History department holds book launch

Whitney Clum

Amidst a celebration thrown by Washburn University’s history department, Ben Goossen, Harvard student and Topeka native, launched his book “A Chosen Nation: Mennonites and Germany in a Global Era.”

Goossen opened the event by explaining the seven year journey he had embarked on to explore Mennonite communities around the world, as well as giving a brief outline of the content in the book. The Mennonites are a sect of Christianity with a current population of almost 80,000 in the United States. The event ended with a book signing and a cake with the cover of the book printed on it.  

The crowd, a mix of students, faculty and members of the local Mennonite church, listened as Goossen explained how Nazi Germany was both attracted and put off by the Mennonite Christians.

Historical documents and quotes from leaders of the Mennonite church were presented to help illustrate how the various locations of Mennonite settlements impacted how they reacted to the Third Reich. The presentation also explained how a portion of the Mennonite community in Soviet Russia sympathized with the Nazi regime’s anti-Communist leanings and fled to Germany. 
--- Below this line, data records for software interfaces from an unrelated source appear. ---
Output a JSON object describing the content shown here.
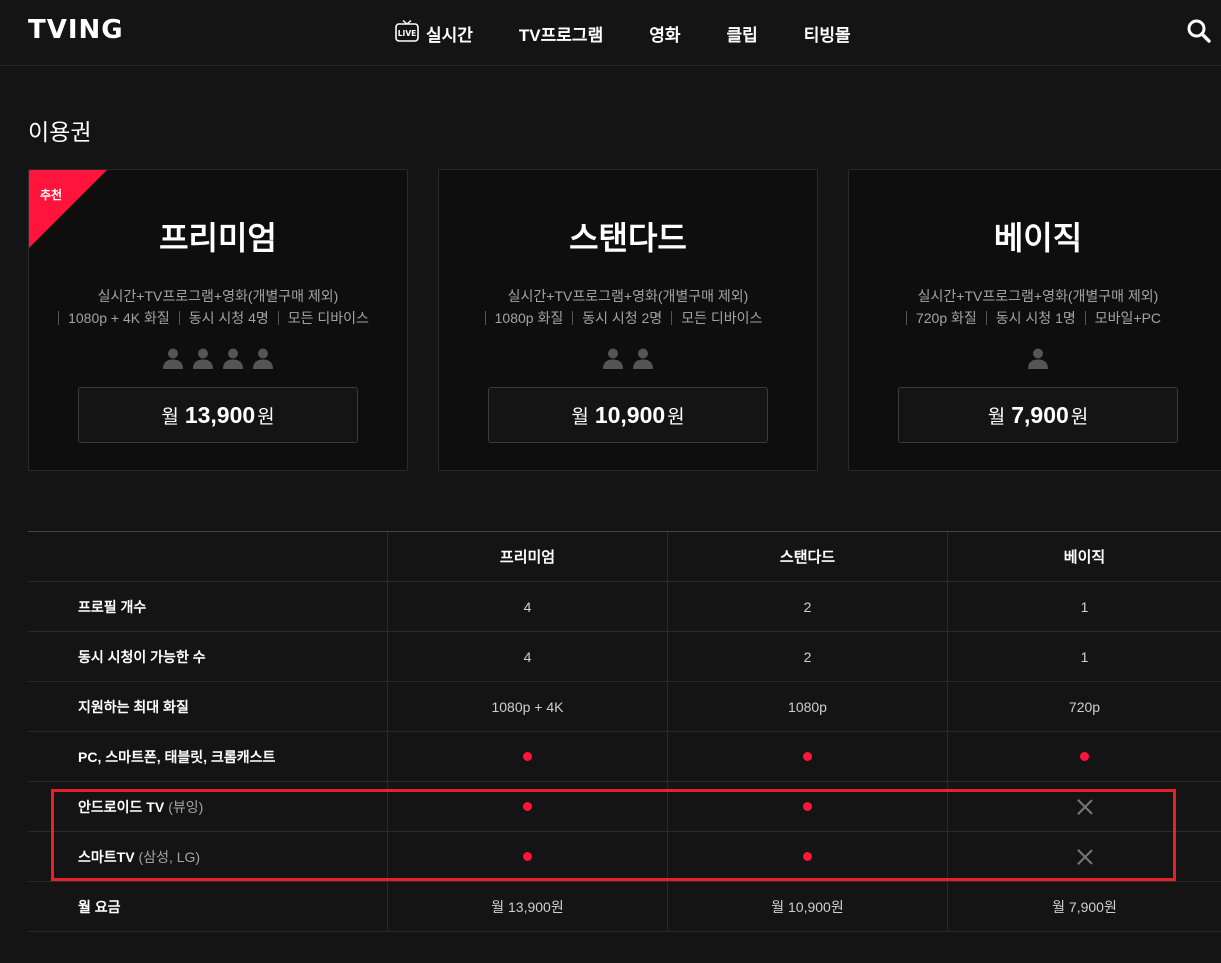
{
  "header": {
    "logo": "TVING",
    "nav": [
      {
        "label": "실시간",
        "icon": "live-tv-icon",
        "icon_text": "LIVE"
      },
      {
        "label": "TV프로그램"
      },
      {
        "label": "영화"
      },
      {
        "label": "클립"
      },
      {
        "label": "티빙몰"
      }
    ]
  },
  "page_title": "이용권",
  "plans": [
    {
      "badge": "추천",
      "name": "프리미엄",
      "desc": "실시간+TV프로그램+영화(개별구매 제외)",
      "features": [
        "1080p + 4K 화질",
        "동시 시청 4명",
        "모든 디바이스"
      ],
      "persons": 4,
      "price_prefix": "월",
      "price": "13,900",
      "price_suffix": "원"
    },
    {
      "name": "스탠다드",
      "desc": "실시간+TV프로그램+영화(개별구매 제외)",
      "features": [
        "1080p 화질",
        "동시 시청 2명",
        "모든 디바이스"
      ],
      "persons": 2,
      "price_prefix": "월",
      "price": "10,900",
      "price_suffix": "원"
    },
    {
      "name": "베이직",
      "desc": "실시간+TV프로그램+영화(개별구매 제외)",
      "features": [
        "720p 화질",
        "동시 시청 1명",
        "모바일+PC"
      ],
      "persons": 1,
      "price_prefix": "월",
      "price": "7,900",
      "price_suffix": "원"
    }
  ],
  "table": {
    "columns": [
      "프리미엄",
      "스탠다드",
      "베이직"
    ],
    "rows": [
      {
        "label": "프로필 개수",
        "note": "",
        "values": [
          "4",
          "2",
          "1"
        ]
      },
      {
        "label": "동시 시청이 가능한 수",
        "note": "",
        "values": [
          "4",
          "2",
          "1"
        ]
      },
      {
        "label": "지원하는 최대 화질",
        "note": "",
        "values": [
          "1080p + 4K",
          "1080p",
          "720p"
        ]
      },
      {
        "label": "PC, 스마트폰, 태블릿, 크롬캐스트",
        "note": "",
        "values": [
          "dot",
          "dot",
          "dot"
        ]
      },
      {
        "label": "안드로이드 TV",
        "note": "(뷰잉)",
        "values": [
          "dot",
          "dot",
          "x"
        ]
      },
      {
        "label": "스마트TV",
        "note": "(삼성, LG)",
        "values": [
          "dot",
          "dot",
          "x"
        ]
      },
      {
        "label": "월 요금",
        "note": "",
        "values": [
          "월 13,900원",
          "월 10,900원",
          "월 7,900원"
        ]
      }
    ]
  },
  "colors": {
    "accent": "#ff153c",
    "highlight": "#e8202a",
    "background": "#141414"
  }
}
The presentation also included photographs, clips from old Nazi propaganda films and stories about Goossen’s own experiences in different Mennonite communities around the globe.
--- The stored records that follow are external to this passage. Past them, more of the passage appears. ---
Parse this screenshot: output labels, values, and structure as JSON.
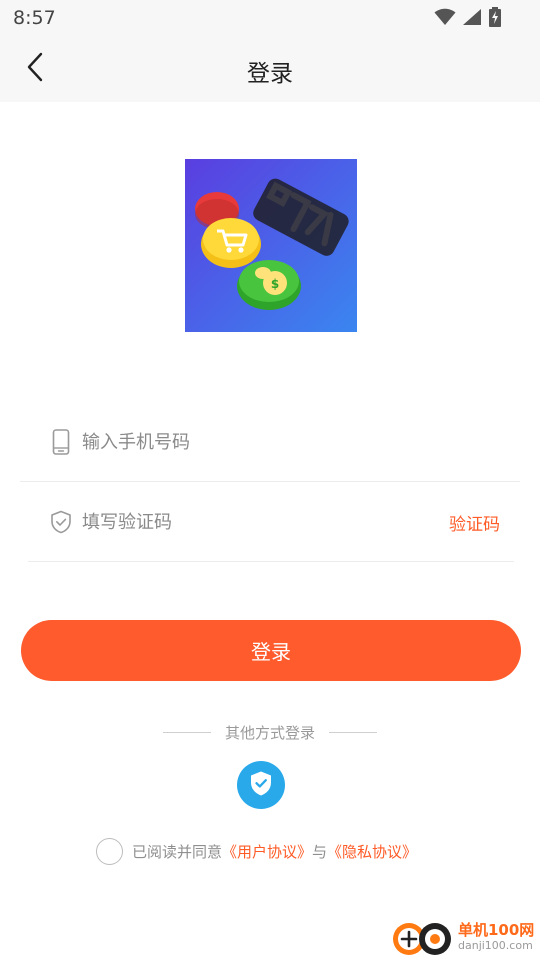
{
  "status_bar": {
    "time": "8:57",
    "icons": [
      "wifi-icon",
      "signal-icon",
      "battery-charging-icon"
    ]
  },
  "nav": {
    "back_icon": "chevron-left-icon",
    "title": "登录"
  },
  "logo": {
    "image_text": "必淘乐购"
  },
  "form": {
    "phone": {
      "icon": "phone-icon",
      "placeholder": "输入手机号码",
      "value": ""
    },
    "code": {
      "icon": "shield-check-icon",
      "placeholder": "填写验证码",
      "value": "",
      "get_code_label": "验证码"
    }
  },
  "login_button": "登录",
  "other_methods": {
    "label": "其他方式登录",
    "icon": "shield-check-icon"
  },
  "agreement": {
    "checked": false,
    "prefix": "已阅读并同意",
    "user_agreement": "《用户协议》",
    "conjunction": "与",
    "privacy_policy": "《隐私协议》"
  },
  "watermark": {
    "line1": "单机100网",
    "line2": "danji100.com"
  },
  "colors": {
    "accent": "#ff5b2c",
    "link": "#ff5b27",
    "shield_blue": "#29a9ea",
    "bar_bg": "#f7f7f7"
  }
}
“What’s interesting about Ben is that this isn’t even his dissertation,” said professor Tom Prasch, chairman of Washburn’s history department. “It is unusual to write a book before finishing your dissertation. He strikes me as an amazingly good historian with an ability to formulate good questions. He has been to Paraguay, Poland, which used to be German, and Newton (Kansas).”

Not only does the history of the Mennonites have nothing to do with Goossen’s dissertation, Goossen’s chosen field of study has nothing to do with history at all. His work for his doctorate revolves around environmentalism in third-world countries.

When asked about how he connects the two completely different topics, Goossen said that it all had to do with nationalism.

“I study the way nationalism changes and is expressed across geological differences,”  said Goossen. “One of the main reasons that the world as a whole has not addressed climate change is because of nationalism.”

Book launches are generally only held if there is a personal connection to the university. In this case, Goossen is the son of Rachel Goossen, professor of history at Washburn. They are also held to highlight contemporary issues in the news. According to Prasch, the topics that are featured “vary by semester.”

Although this particular book launch was scheduled before the events in Charlottesville, Virginia, Goossen was able to make connections with that event with the core theme of his book. According to Goossen, understanding nationalism is the key to understanding what happened with some members of the Mennonite community in the midst of World War II, as well as understanding why the Charlottesville protests happened.